Exercise requirements: Your answer must be the listing repeated word for word, without its pictures.

───

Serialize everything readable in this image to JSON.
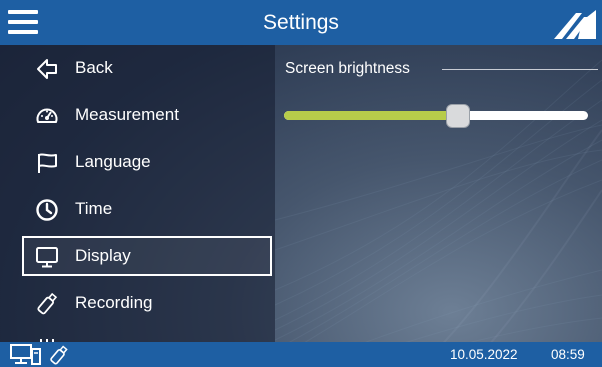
{
  "header": {
    "title": "Settings",
    "menu_icon": "hamburger-menu-icon",
    "logo_icon": "brand-logo-icon"
  },
  "sidebar": {
    "items": [
      {
        "label": "Back",
        "icon": "back-arrow-icon",
        "selected": false
      },
      {
        "label": "Measurement",
        "icon": "gauge-icon",
        "selected": false
      },
      {
        "label": "Language",
        "icon": "flag-icon",
        "selected": false
      },
      {
        "label": "Time",
        "icon": "clock-icon",
        "selected": false
      },
      {
        "label": "Display",
        "icon": "monitor-icon",
        "selected": true
      },
      {
        "label": "Recording",
        "icon": "usb-stick-icon",
        "selected": false
      }
    ]
  },
  "display_settings": {
    "brightness_label": "Screen brightness",
    "brightness_level": 0.58
  },
  "statusbar": {
    "date": "10.05.2022",
    "time": "08:59",
    "icons": [
      "computer-connection-icon",
      "usb-stick-icon"
    ]
  },
  "colors": {
    "bar_blue": "#1e5fa3",
    "slider_fill": "#b7cc4a",
    "selection_border": "#ffffff"
  }
}
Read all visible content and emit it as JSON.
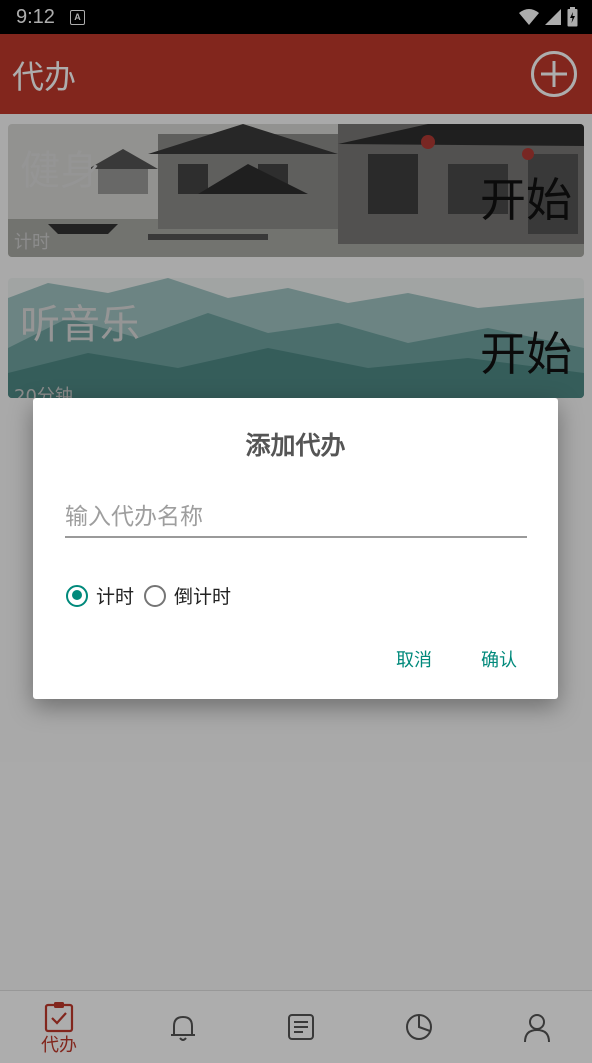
{
  "status_bar": {
    "time": "9:12",
    "notif_glyph": "A"
  },
  "app_bar": {
    "title": "代办",
    "add_icon": "plus-circle-icon"
  },
  "cards": [
    {
      "title": "健身",
      "subtitle": "计时",
      "action": "开始"
    },
    {
      "title": "听音乐",
      "subtitle": "20分钟",
      "action": "开始"
    }
  ],
  "dialog": {
    "title": "添加代办",
    "input_placeholder": "输入代办名称",
    "input_value": "",
    "radio_options": [
      {
        "label": "计时",
        "selected": true
      },
      {
        "label": "倒计时",
        "selected": false
      }
    ],
    "cancel_label": "取消",
    "confirm_label": "确认"
  },
  "bottom_nav": {
    "items": [
      {
        "label": "代办",
        "icon": "clipboard-check-icon",
        "active": true
      },
      {
        "label": "",
        "icon": "bell-icon",
        "active": false
      },
      {
        "label": "",
        "icon": "notes-icon",
        "active": false
      },
      {
        "label": "",
        "icon": "pie-chart-icon",
        "active": false
      },
      {
        "label": "",
        "icon": "person-icon",
        "active": false
      }
    ]
  },
  "colors": {
    "primary": "#c0392b",
    "accent": "#00897b"
  }
}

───

Exercise solution:
Serialize everything readable in this image to JSON.
{
  "header": {
    "title": "Settings",
    "menu_icon": "hamburger-menu-icon",
    "logo_icon": "brand-logo-icon"
  },
  "sidebar": {
    "items": [
      {
        "label": "Back",
        "icon": "back-arrow-icon",
        "selected": false
      },
      {
        "label": "Measurement",
        "icon": "gauge-icon",
        "selected": false
      },
      {
        "label": "Language",
        "icon": "flag-icon",
        "selected": false
      },
      {
        "label": "Time",
        "icon": "clock-icon",
        "selected": false
      },
      {
        "label": "Display",
        "icon": "monitor-icon",
        "selected": true
      },
      {
        "label": "Recording",
        "icon": "usb-stick-icon",
        "selected": false
      }
    ]
  },
  "display_settings": {
    "brightness_label": "Screen brightness",
    "brightness_level": 0.58
  },
  "statusbar": {
    "date": "10.05.2022",
    "time": "08:59",
    "icons": [
      "computer-connection-icon",
      "usb-stick-icon"
    ]
  },
  "colors": {
    "bar_blue": "#1e5fa3",
    "slider_fill": "#b7cc4a",
    "selection_border": "#ffffff"
  }
}
Read all visible content and emit it as JSON.
{
  "status_bar": {
    "time": "9:12",
    "notif_glyph": "A"
  },
  "app_bar": {
    "title": "代办",
    "add_icon": "plus-circle-icon"
  },
  "cards": [
    {
      "title": "健身",
      "subtitle": "计时",
      "action": "开始"
    },
    {
      "title": "听音乐",
      "subtitle": "20分钟",
      "action": "开始"
    }
  ],
  "dialog": {
    "title": "添加代办",
    "input_placeholder": "输入代办名称",
    "input_value": "",
    "radio_options": [
      {
        "label": "计时",
        "selected": true
      },
      {
        "label": "倒计时",
        "selected": false
      }
    ],
    "cancel_label": "取消",
    "confirm_label": "确认"
  },
  "bottom_nav": {
    "items": [
      {
        "label": "代办",
        "icon": "clipboard-check-icon",
        "active": true
      },
      {
        "label": "",
        "icon": "bell-icon",
        "active": false
      },
      {
        "label": "",
        "icon": "notes-icon",
        "active": false
      },
      {
        "label": "",
        "icon": "pie-chart-icon",
        "active": false
      },
      {
        "label": "",
        "icon": "person-icon",
        "active": false
      }
    ]
  },
  "colors": {
    "primary": "#c0392b",
    "accent": "#00897b"
  }
}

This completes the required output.